Being comfortable and confident riding takes time and plenty of practice. With traffic, high-speed descents, other cyclists and plenty of unanticipated obstacles to deal with, it can be more than a little stressful.
However, these five basic tips equip you to handle things on the fly:
Timing is the main reason beginners have a hard time getting in and out of clipless pedals. If you wait until you begin to slow down before unclipping, the decrease in speed makes it harder to balance. Similarly, if you try to clip back in too quickly before you’ve got your bike going again, it can also increase your chances of taking a spill.
Here’s the ideal scenario:
- When approaching a stop sign, red light or hazard that will force you to unclip, shift into a gear that makes it easy for you to get going again from a complete stop.
- As you begin to slowly apply the brakes (at least 20 yards away from the stop sign), unclip one foot, but keep it resting on the pedal in the 12 o’clock position.

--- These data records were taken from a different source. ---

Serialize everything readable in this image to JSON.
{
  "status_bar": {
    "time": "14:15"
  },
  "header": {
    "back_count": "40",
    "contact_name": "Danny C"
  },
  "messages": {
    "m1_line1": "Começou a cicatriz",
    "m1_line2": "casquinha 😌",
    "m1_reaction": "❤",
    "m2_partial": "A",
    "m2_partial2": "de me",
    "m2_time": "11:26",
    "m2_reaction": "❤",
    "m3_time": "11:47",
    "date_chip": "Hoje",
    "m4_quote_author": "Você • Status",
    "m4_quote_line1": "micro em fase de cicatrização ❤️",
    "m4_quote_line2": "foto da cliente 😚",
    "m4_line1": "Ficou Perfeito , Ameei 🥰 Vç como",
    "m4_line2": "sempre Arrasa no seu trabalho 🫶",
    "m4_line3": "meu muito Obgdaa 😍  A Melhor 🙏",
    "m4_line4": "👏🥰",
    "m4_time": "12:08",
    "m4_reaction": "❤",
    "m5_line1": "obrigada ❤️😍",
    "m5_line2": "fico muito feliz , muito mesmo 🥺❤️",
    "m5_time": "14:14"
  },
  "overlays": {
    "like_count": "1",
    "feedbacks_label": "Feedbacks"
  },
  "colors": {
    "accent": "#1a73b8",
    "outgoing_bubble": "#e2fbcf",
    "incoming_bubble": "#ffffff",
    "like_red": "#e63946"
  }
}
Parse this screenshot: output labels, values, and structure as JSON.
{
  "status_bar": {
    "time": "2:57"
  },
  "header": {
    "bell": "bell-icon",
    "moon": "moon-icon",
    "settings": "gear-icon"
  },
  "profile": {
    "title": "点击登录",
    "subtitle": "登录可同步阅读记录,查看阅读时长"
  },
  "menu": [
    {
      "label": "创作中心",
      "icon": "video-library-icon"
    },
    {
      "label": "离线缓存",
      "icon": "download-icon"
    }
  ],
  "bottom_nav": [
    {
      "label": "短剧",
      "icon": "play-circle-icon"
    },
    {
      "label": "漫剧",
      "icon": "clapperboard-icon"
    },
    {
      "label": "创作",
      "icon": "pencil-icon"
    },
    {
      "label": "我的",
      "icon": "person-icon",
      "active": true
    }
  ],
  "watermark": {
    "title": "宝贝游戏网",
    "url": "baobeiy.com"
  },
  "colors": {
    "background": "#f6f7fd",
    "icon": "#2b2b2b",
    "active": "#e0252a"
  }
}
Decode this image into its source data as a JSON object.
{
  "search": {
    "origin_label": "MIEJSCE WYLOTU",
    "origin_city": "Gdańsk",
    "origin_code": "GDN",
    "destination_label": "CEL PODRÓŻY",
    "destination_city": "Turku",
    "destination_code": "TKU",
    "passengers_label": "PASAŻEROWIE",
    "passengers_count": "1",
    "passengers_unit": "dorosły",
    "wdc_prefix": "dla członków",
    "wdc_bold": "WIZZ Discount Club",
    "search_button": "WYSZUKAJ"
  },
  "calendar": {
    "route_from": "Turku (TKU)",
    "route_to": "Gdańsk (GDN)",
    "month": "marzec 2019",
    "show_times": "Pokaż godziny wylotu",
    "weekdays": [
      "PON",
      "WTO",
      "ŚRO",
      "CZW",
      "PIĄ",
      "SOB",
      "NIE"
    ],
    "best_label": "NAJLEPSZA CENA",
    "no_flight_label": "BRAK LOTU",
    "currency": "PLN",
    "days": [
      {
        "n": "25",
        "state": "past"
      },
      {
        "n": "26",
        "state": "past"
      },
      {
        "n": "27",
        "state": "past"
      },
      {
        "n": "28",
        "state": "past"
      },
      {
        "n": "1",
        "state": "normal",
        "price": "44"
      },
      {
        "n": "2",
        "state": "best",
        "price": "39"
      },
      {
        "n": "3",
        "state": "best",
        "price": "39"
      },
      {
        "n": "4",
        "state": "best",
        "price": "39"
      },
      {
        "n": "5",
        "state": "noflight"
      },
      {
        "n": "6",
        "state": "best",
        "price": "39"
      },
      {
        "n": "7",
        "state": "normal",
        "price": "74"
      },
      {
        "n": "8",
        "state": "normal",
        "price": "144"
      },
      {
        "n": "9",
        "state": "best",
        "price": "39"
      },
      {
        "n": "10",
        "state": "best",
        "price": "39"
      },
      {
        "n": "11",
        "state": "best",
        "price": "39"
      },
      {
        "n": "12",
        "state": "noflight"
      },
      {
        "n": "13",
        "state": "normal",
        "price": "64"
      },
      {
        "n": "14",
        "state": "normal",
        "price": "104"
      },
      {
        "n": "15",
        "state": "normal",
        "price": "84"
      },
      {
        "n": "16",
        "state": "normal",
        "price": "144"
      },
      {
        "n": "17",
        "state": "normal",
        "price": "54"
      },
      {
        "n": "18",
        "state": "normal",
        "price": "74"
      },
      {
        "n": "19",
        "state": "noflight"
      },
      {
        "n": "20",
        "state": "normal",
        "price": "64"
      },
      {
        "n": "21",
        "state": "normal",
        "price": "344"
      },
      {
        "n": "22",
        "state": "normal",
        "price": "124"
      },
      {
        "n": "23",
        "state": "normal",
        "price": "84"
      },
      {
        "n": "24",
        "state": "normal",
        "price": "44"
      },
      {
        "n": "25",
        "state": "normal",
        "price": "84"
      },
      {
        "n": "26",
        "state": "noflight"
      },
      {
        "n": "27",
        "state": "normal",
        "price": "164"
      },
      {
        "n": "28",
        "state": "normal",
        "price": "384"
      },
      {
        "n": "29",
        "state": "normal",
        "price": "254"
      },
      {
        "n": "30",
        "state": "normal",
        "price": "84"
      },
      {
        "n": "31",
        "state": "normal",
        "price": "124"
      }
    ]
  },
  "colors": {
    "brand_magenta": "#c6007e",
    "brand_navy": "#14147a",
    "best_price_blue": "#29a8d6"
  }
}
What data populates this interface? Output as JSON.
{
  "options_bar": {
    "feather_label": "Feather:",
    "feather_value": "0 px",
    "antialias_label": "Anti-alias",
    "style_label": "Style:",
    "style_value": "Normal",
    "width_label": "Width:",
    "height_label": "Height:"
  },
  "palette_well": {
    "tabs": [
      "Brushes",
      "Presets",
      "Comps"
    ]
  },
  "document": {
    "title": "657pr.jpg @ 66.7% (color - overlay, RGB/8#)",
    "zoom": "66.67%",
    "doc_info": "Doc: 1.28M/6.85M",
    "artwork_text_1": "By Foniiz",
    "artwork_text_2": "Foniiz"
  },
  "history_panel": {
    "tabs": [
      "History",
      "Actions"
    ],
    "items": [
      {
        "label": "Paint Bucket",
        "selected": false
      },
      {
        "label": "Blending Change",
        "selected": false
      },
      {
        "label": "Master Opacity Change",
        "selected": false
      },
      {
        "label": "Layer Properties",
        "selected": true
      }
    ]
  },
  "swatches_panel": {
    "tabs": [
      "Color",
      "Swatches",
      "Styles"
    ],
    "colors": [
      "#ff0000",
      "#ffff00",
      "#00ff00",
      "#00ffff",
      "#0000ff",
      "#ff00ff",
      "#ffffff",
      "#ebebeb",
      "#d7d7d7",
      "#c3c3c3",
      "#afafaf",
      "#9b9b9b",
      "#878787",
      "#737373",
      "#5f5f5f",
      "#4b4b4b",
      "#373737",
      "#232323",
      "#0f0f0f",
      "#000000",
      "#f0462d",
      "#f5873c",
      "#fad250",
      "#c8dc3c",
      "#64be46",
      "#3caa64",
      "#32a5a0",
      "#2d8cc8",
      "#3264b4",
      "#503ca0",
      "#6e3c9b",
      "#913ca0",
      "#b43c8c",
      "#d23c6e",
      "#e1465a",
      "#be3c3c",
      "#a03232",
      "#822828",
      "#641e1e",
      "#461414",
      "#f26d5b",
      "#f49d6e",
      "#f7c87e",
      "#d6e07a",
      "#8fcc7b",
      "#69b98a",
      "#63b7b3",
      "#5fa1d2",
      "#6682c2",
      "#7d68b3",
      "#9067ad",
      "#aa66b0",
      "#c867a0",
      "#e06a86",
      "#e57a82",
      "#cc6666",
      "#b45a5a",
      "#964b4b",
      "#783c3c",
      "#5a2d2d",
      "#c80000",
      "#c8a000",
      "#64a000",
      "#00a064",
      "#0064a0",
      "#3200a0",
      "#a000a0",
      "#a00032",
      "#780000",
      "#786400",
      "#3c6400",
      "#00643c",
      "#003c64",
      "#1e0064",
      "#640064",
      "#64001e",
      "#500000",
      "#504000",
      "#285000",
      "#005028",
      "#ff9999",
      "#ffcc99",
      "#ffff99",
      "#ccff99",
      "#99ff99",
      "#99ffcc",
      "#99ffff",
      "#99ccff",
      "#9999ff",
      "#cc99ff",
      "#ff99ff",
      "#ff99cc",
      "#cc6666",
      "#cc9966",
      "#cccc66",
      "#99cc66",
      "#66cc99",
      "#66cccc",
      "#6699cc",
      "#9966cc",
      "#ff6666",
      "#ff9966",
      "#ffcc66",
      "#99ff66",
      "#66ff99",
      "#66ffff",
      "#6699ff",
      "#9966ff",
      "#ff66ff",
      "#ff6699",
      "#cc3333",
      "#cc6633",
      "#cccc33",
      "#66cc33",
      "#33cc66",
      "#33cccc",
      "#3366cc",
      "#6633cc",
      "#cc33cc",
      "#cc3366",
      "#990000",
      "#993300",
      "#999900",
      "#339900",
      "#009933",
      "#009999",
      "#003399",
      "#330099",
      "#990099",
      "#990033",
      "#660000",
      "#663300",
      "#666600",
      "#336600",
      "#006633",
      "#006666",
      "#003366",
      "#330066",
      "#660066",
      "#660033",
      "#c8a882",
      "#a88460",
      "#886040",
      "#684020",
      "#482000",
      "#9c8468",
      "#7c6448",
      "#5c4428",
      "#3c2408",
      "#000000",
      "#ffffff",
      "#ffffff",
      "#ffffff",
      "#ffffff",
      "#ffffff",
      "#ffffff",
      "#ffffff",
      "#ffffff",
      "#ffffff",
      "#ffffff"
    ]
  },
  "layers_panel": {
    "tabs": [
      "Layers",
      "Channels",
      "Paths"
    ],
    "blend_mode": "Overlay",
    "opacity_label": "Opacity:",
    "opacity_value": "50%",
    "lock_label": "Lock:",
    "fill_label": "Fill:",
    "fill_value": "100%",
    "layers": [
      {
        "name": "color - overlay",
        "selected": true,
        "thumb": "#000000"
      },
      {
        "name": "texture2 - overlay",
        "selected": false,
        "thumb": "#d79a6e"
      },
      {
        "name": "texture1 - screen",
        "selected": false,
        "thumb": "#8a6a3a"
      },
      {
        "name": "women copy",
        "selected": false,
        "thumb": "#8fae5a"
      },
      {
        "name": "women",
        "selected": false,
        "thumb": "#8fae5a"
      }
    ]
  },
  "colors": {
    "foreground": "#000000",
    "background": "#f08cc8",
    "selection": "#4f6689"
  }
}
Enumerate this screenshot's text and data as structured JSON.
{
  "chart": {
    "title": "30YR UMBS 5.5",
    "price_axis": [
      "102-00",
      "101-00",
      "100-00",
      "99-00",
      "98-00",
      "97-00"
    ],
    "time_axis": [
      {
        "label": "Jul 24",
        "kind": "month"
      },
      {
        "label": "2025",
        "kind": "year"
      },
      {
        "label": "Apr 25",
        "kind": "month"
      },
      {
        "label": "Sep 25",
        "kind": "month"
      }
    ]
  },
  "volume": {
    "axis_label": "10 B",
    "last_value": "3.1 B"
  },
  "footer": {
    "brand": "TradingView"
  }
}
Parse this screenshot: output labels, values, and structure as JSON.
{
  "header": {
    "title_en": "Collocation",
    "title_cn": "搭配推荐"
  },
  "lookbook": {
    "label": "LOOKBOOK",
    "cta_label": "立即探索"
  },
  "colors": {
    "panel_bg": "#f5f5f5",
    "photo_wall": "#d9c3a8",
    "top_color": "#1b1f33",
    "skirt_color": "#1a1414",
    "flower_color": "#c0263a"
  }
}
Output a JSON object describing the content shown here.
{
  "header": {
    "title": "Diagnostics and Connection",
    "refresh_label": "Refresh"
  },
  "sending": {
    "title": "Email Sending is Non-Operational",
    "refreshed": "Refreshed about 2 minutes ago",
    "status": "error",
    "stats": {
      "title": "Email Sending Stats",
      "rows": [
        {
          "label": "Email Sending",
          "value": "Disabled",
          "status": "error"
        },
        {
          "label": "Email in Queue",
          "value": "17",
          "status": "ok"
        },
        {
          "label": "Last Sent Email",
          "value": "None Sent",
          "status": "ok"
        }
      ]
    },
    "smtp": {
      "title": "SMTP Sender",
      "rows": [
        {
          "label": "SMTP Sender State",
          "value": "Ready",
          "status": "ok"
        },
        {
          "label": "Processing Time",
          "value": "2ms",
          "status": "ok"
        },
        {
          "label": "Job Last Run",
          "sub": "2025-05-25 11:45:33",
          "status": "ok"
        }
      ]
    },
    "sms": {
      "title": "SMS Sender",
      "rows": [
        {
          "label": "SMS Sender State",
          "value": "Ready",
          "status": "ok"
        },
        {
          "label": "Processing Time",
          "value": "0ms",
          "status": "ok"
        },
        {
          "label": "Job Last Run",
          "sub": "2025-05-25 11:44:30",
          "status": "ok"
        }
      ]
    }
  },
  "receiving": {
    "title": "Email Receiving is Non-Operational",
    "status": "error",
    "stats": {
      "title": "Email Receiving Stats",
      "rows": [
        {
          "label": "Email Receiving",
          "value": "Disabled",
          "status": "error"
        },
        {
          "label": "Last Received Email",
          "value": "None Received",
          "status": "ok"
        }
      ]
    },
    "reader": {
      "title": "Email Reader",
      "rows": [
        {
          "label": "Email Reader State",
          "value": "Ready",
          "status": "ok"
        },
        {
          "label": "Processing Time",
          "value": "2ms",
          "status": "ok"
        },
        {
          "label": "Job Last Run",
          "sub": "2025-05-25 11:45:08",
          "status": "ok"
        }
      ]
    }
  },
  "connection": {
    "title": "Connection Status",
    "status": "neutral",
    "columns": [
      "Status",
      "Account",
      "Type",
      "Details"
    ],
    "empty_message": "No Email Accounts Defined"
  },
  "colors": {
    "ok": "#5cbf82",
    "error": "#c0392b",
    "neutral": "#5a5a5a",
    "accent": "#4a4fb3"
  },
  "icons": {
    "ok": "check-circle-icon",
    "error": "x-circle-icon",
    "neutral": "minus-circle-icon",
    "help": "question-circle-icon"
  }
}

As you stop, place that unclipped foot on the ground, keeping the other foot clipped in the pedal.
- While you wait to begin moving forward again, rotate the foot still clipped in to the pedal to the 10 o’clock position. This will help you push off and gain momentum when it’s time to start going again.
- After a good first push on the pedals, flip the pedal over with the toe of your shoe and slide the cleat in. Don’t feel like you have to get it on the first try. If you can’t get it in or don’t have enough speed to balance the bike yet, circle the pedals again with the foot that’s still clipped in, keeping your other foot on the pedal if possible (it’s OK that it’s not clipped in). The additional speed should make balancing easier and give you a little more time to get your foot in.
In addition to cars, pedestrians and obstacles, cyclists also have to deal with other cyclists. Assuming everyone is riding with the flow of traffic (which is the law), to avoid a collision you should also use common courtesy and alert other cyclists of your intentions before you invade their space on the road.
When you’re about a bike’s length behind another cyclist, call out “on your left.” This signals to the rider on the road to hold their position, move to the right if possible and prevent accidently drifting into the space you intend to occupy. As you merge back into the bike lane or far right of the road, make sure you have at least another bike length distance ahead of the other cyclist. Merging too soon can cut off the other cyclist and potentially cause an accident if you clip their front wheel.
To ride safely in a paceline, you need to work together. Since the cyclist in front can see the road ahead much better than those following, it’s important to get into the habit of signaling whenever you see an obstacle or hazard that can potentially harm anyone riding in the group.
Here are some examples of dangers you’ll want to point out:
- Debris like gravel, sand, glass or anything else that might cause a puncture.
- Vehicles turning in front of you.
- The need to slow down.
- Approaching turns or stops.
- Obstacles in the shoulder, such as a pedestrian, another cyclist, garbage can or an open car door.
If you aren’t sure how to signal for obstacles and turns, use this guide.
Whether you’re an experienced cyclist or a beginner, heading downhill at high speeds can be unnerving. Since descending safely should be your number 1 priority, here are a few things you can do to improve your comfort, confidence and control over the bike as you maintain your speed:
- Shift into your big ring as soon as you crest the top of the climb.
- Move your hands from the hoods or bar tops to the drops before you gain speed. This places your hands closer to the brakes, lowers your center of gravity for better balance and gives you more control over the bike.
- Relax for better bike-handling. A tense neck, shoulder, arms and hands can cause you to grip the bars tighter than you should and lead to fatigue and poor reaction time to upcoming hazards. Take deep breaths when you feel yourself tensing up. Shake out your arms, relax your face and hands — and remember to look up the road with your eyes instead of craning your neck.
- Control your bike by leaning your bike and not your body. Keep your weight centered over your bike and keep your outside leg straight (inside foot up) as you lean into corners. This helps with balance and keeps your inside foot from contacting the pavement.
- Being nervous on descents instead of relaxing can cause you to brake more than you probably should. If you’re using rim brakes, frequent braking on a long descent can cause your rims to heat up. When the rims get hot enough, the tire can explode off the rim. With disc brakes this is not a concern.
Proper braking is a technique that can help you maintain your speed and make you safer. In sharp corners such as on a hairpin bend on a descent, you’ll want to use your brakes to slow to a safe speed before you lean the bike in the corner. Braking in the corner can cause your bike to go upright, forcing you off your line. As you exit a corner, accelerate to get back up to speed.
In wet conditions, you’ll have less traction and won’t be able to lean into the corner as much. Decrease your speed more than you would normally before entering the corner and keep the bike a little more upright.